Many of the 316 CEOs who participated in our monthly survey say their tempered outlook is at least partly due to the political volatility fueled by the Trump administration, and what that might portend going forward.
Confidence in current business conditions also slid to 7.41, after dwindling from 7.78 in February to 7.47 in March. This is now the third consecutive month during which CEOs have shown less confidence in the future than in the present, a clear indicator of uneasiness with the goings-on both in Washington and across corporate America.
“[The] bull market will end, consumer spending will retreat,” wrote the owner and president of a small consumer goods manufacturing company who says it’s just another typical business cycle.
Still, 66% say they’ll increase capex over the coming year and 63% say they will add to their workforce–both representing an uptick of 3 percentage points month over month.
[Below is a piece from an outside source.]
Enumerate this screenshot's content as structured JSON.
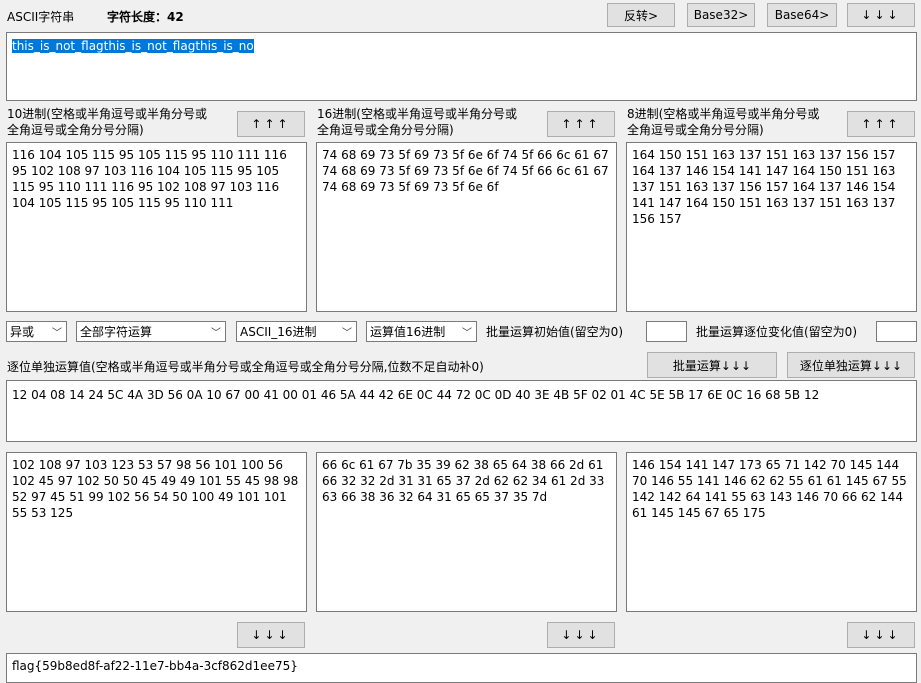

Talent remains the top priority for the majority of CEOs (58%), with most reiterating how difficult it is to find qualified workers in a tight labor market.
Elsewhere, an impressive 83% expect jumps in revenues, compared to 77% anticipating rising profits–both up from February forecasts.
A gradual downward slope
While confidence levels remain at healthy levels, the slow decline that has taken place over the past twelve months is now apparent across most industries, and particularly in technology, where confidence in future conditions has dropped 13% since the same time last year and four percentage points month over month.
Financial services (7.17 out of ten in April) and consumer manufacturing (7.32) CEOs also reported significant setbacks, retreating 7% and 5% respectively since last month—those three sectors representing the biggest upsets of the month.
Construction (7.67) is the only sector to have recorded a major improvement since last month, adding 10% to its level of confidence in future conditions, mainly on the back of new housing starts and despite being down 4% year over year.
By size, in terms of annual revenues, small and large companies, at both ends of the spectrum, seem to be the most positive when looking ahead, finishing the month up 2% and 1% respectively from the same time last year. Mid-sized companies registered the biggest loss, losing 3% in their confidence outlook.
About the CEO Confidence Index
The CEO Confidence Index is America’s largest monthly survey of chief executives. Each month, Chief Executive surveys CEOs across corporate America, at organizations of all types and sizes, to compile our CEO Confidence Index data.